considered.” Edmund gave her an evil grin and walked toward the stage. Wondering what he was up to, Fortune found herself wishing again that they had never let him join the group. Suddenly she realized her entrance was coming up. She lifted her skirts to head for the stage. Halfway there she stopped, surprised by an unfamiliar line. After a moment she realized that Edmund was delivering a fake cue. Aaron picked up on it, and sent the dialogue spinning off into nowhere. Jamie looked from one to
they had found a place to rest, a lean, leather-skinned man with a long mustache and a stubble of white beard came striding over to their wagon. “Take it you’re the Plunkett group,” he said. It was an easy assumption, given the fact that their name was boldly painted on their wagon cover. Fortune was a little embarrassed by the way it stood out among the sea of white wagon tops. “We are indeed Plunkett’s Players,” said Mr. Patchett cheerfully. The lean newcomer nodded seriously. “I’m Abner
now?” cried Mrs. Watson, wringing her hands. “We fix it,” said Jamie simply. “I suppose you know how,” snorted Aaron. Jamie looked at him darkly. “As a matter of fact, I do. But I’ll need help.” The others settled down to wait as Jamie and Aaron went to work. After a moment Jamie called Walter over and asked him to hold something. The giant gladly obliged, happy to be helping. Watching the way Jamie took charge, Fortune realized that he was a born leader. She almost wished he had been with
Fortune at last. “And I do get tired of all the traveling.” She stopped, looked around, and laughed. It was absurd to complain about traveling to a fellow member of the wagon train. They were all travelers now, and would be for months to come. Chapter Ten Jamie stood in front of the group holding a brown, crusty item about the size of a dinner plate. “See this? I need you to get some more of them for me.” “What is it?” asked Fortune. “A buffalo chip.” She looked at him in astonishment. “What
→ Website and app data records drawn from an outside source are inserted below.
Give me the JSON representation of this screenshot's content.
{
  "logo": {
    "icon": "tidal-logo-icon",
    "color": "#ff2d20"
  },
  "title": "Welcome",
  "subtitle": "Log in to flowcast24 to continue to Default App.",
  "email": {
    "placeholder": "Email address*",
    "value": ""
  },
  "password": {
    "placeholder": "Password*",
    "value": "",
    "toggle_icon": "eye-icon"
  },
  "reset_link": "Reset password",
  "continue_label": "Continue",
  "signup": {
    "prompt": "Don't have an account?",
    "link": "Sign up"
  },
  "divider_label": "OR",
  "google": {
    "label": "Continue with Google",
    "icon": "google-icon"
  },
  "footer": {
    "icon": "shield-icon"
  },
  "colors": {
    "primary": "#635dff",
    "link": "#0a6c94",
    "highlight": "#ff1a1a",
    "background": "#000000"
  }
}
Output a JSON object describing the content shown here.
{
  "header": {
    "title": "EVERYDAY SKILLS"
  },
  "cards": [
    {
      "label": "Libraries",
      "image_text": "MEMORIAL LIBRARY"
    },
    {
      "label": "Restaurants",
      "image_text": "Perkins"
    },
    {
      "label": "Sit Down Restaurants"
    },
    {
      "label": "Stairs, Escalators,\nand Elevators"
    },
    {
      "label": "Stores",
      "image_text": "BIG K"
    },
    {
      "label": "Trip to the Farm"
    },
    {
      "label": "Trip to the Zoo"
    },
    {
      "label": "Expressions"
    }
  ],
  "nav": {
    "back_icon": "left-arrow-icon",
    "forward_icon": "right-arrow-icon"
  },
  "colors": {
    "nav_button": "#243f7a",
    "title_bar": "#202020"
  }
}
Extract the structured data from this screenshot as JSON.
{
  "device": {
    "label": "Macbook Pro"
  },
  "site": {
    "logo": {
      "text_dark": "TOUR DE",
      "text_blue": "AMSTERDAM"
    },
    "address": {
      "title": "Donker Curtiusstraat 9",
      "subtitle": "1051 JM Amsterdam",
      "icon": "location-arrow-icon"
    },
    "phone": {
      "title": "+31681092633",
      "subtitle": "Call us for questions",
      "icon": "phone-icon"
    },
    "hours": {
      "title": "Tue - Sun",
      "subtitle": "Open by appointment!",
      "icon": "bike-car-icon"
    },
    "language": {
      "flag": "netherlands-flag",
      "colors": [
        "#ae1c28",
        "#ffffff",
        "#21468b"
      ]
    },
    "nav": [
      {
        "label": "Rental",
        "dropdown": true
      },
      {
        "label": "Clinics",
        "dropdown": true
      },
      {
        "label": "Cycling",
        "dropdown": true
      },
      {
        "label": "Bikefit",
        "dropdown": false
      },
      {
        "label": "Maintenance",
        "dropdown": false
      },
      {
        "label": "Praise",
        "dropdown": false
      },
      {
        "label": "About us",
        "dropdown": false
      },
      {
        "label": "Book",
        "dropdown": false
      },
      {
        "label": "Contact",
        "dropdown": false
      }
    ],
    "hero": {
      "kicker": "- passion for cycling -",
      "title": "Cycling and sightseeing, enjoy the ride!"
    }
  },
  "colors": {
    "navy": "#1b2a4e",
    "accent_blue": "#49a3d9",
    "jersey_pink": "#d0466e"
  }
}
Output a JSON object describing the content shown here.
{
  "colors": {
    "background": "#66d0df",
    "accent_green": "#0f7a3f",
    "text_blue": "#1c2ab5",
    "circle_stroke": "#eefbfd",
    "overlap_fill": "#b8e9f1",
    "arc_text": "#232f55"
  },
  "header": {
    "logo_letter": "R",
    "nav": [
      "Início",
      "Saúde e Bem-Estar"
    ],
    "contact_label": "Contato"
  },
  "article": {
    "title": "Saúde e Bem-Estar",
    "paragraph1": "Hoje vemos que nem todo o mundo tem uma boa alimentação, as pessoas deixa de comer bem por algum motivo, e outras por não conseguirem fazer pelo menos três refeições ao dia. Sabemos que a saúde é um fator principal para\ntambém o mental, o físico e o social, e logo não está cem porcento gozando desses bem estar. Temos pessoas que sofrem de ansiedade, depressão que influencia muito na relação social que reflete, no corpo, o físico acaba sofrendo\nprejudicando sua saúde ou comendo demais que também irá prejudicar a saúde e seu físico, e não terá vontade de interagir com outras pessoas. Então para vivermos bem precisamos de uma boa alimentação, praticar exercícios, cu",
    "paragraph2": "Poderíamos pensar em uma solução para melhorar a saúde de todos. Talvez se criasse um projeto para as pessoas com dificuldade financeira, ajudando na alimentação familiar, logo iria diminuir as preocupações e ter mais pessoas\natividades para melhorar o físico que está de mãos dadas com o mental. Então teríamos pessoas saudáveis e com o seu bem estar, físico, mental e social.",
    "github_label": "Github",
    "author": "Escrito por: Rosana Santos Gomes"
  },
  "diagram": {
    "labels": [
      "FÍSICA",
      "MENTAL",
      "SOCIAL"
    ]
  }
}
chairs, stools, and logs to sit on. A restless buzzing filled the air. It was interrupted when Walter pounded on the base of the wagon with a huge stick. (Normally he would have used a drum; unfortunately, it had been lost with the rest of their materials.) He was dressed as the ghost of Hamlet’s father; and in the gloom created by the evening shade, his flour-whitened face looked truly eerie. “Welcome, friends!” he intoned. “Welcome, lovers of the arts! Welcome to The Tragical History of